(Data records for software interfaces)

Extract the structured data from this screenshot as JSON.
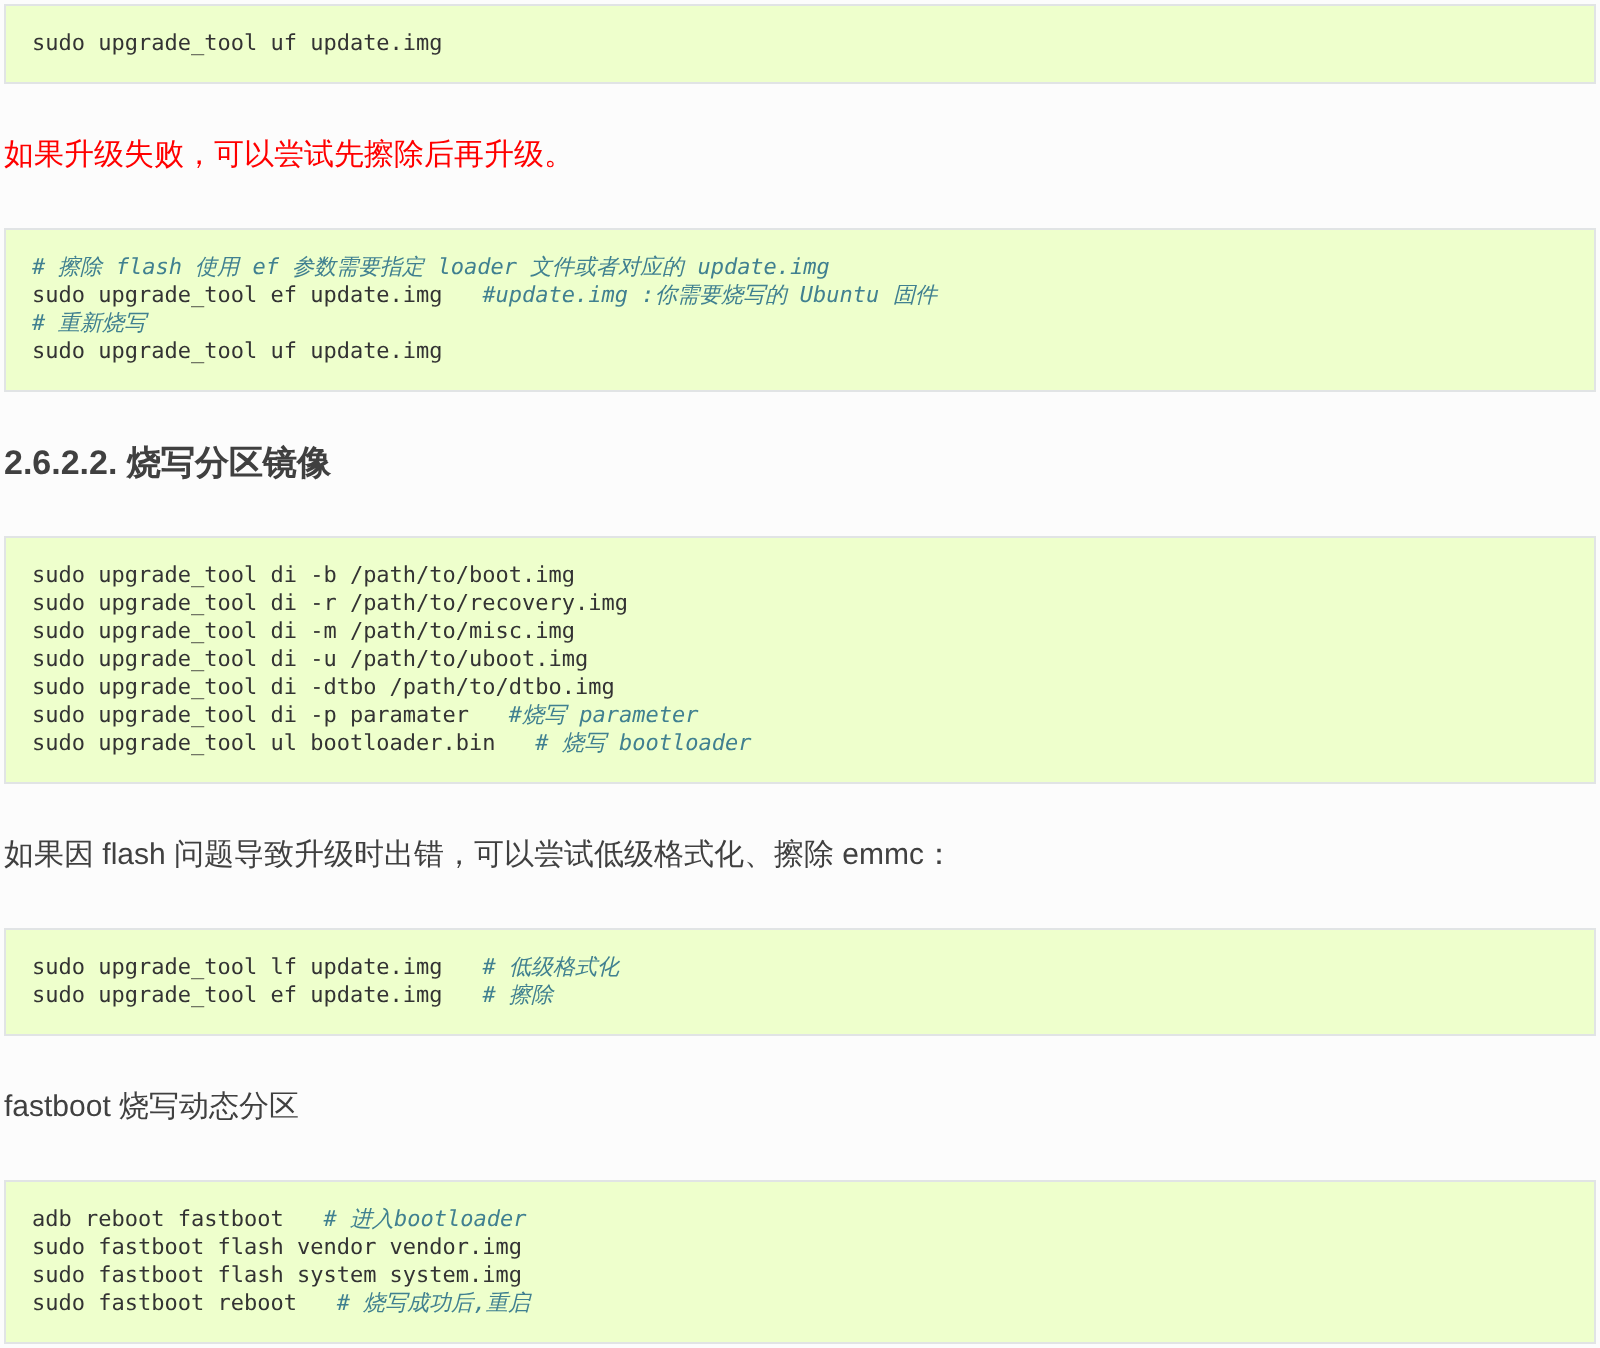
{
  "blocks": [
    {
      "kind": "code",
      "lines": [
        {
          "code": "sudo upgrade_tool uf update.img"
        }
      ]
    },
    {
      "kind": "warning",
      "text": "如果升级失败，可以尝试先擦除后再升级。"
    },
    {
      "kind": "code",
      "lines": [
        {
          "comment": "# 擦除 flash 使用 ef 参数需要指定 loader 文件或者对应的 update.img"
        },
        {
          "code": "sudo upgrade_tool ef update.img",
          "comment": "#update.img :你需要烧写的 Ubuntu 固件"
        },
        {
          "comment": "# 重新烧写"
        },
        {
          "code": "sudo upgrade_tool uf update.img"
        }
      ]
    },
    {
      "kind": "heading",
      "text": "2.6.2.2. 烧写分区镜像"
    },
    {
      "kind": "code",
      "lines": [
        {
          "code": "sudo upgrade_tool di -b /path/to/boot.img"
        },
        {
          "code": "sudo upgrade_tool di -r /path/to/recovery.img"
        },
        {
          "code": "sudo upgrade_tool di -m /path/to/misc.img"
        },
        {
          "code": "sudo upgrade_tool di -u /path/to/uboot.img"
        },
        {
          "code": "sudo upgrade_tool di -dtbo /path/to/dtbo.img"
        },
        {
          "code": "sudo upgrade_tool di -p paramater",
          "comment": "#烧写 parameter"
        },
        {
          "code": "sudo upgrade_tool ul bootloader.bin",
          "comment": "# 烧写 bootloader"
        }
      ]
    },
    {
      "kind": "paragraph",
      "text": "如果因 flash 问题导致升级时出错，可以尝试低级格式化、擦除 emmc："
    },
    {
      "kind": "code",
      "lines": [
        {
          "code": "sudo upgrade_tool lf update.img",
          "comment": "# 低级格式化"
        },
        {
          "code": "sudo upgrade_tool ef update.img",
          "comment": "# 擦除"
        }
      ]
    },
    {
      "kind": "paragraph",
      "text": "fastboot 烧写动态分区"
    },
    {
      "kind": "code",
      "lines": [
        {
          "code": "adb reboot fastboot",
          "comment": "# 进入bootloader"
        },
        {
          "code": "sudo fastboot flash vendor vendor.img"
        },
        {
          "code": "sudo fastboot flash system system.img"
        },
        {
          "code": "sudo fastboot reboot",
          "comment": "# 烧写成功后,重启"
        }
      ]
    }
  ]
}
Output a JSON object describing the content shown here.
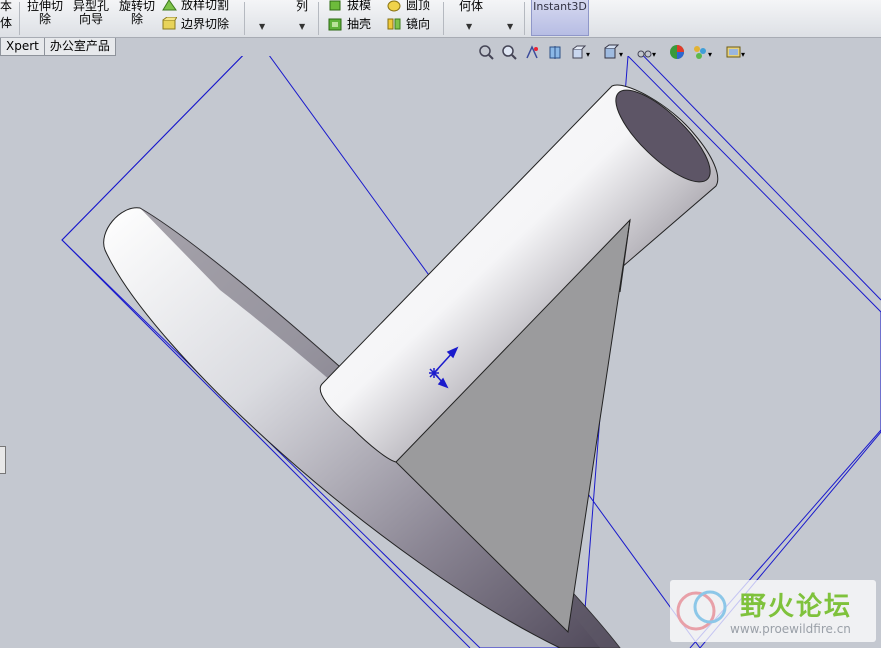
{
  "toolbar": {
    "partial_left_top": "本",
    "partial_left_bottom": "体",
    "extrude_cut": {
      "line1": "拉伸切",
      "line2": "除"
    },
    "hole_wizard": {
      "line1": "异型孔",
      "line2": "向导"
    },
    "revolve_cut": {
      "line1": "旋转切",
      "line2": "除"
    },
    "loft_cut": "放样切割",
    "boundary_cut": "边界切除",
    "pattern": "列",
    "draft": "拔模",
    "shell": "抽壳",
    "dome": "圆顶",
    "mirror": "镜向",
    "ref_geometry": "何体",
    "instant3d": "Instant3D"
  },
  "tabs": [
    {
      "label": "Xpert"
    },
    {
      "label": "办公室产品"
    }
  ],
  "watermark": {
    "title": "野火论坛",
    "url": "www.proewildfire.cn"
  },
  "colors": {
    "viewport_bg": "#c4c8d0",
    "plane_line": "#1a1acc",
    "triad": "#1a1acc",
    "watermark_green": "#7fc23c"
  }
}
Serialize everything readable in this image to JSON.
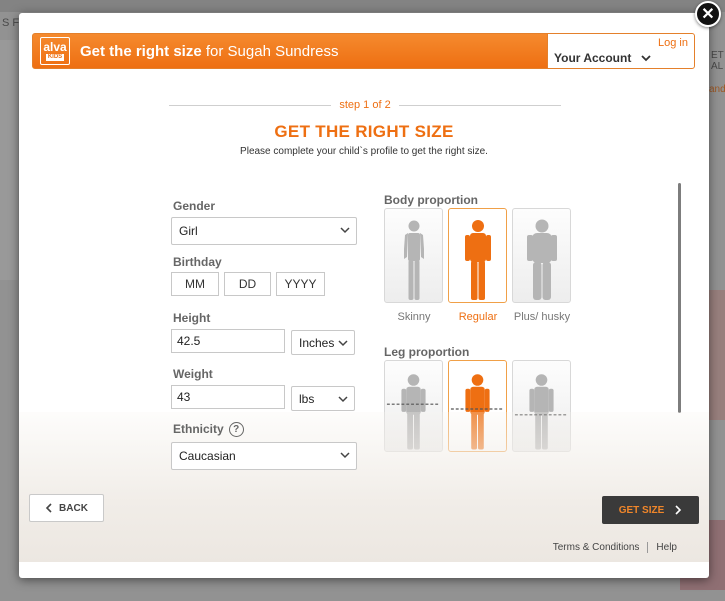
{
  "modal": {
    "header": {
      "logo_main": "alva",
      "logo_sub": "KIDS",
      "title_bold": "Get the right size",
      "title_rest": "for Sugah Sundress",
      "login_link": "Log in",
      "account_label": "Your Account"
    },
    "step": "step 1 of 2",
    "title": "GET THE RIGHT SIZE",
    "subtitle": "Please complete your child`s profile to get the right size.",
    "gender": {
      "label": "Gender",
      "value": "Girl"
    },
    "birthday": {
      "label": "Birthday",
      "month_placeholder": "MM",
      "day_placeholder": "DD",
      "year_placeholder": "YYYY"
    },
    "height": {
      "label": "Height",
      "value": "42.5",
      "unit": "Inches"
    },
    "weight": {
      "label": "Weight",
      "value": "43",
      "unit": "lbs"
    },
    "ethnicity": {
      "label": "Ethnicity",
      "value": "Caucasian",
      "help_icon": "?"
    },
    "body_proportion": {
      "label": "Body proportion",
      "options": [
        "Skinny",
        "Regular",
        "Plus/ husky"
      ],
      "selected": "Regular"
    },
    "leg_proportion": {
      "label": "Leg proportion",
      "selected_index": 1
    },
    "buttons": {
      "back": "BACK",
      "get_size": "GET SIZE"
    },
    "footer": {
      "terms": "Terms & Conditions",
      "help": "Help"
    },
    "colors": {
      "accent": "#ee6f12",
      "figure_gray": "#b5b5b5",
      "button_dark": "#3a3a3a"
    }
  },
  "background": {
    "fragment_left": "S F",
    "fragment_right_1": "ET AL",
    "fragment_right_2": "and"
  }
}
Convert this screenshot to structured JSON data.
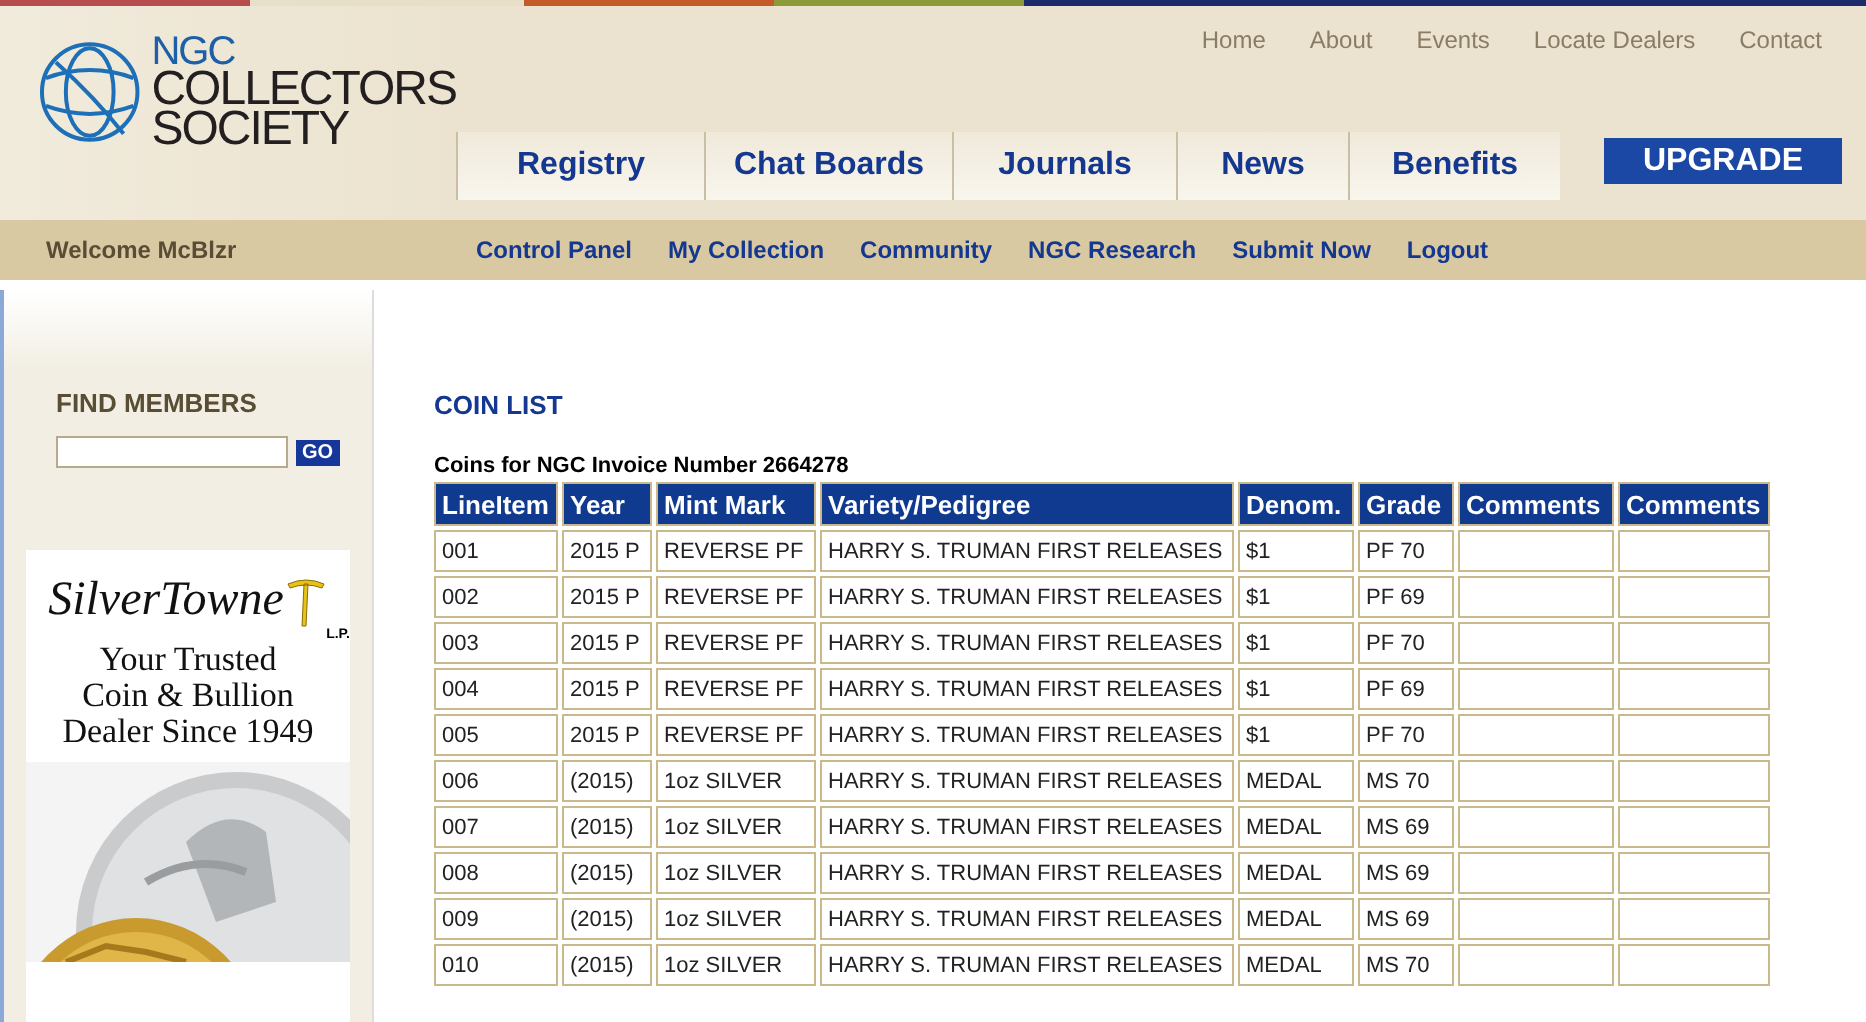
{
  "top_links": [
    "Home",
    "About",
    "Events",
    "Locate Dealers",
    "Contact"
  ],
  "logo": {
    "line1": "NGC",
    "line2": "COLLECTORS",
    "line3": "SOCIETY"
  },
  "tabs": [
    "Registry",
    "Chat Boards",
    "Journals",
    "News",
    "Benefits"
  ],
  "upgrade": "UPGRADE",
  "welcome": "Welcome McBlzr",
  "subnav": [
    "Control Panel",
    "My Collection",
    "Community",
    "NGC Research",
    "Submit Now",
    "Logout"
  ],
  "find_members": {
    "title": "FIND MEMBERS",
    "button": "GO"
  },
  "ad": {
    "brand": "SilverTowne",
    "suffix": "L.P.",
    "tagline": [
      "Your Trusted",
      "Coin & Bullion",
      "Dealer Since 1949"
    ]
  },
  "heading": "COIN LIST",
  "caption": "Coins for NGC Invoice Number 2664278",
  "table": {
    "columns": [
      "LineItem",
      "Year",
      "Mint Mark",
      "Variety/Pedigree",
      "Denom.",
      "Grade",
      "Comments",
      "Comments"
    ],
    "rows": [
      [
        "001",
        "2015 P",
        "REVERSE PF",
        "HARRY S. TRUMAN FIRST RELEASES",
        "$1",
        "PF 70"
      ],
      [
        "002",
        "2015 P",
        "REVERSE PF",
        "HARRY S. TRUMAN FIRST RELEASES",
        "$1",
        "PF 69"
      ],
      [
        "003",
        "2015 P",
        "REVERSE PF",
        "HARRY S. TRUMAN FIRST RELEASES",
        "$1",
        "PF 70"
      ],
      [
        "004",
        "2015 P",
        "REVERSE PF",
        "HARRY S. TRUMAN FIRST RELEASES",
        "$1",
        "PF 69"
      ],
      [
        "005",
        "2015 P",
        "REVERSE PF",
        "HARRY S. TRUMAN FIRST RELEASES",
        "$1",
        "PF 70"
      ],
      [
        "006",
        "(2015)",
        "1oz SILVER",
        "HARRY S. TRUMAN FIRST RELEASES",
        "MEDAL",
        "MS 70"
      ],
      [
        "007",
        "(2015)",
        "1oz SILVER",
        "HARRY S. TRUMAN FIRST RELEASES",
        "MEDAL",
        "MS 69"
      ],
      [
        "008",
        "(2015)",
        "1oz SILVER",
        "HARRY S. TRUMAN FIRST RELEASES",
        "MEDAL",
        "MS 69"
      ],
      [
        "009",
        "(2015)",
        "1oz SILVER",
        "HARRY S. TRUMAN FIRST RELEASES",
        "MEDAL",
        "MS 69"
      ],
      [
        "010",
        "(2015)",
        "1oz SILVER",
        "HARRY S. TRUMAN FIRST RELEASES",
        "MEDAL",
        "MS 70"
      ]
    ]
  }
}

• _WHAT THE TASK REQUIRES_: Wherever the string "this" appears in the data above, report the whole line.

• _SOLUTION TO THE PROBLEM_:
Extract the structured data from this screenshot as JSON.
Serialize everything readable in this image to JSON.
Convert this screenshot to structured JSON data.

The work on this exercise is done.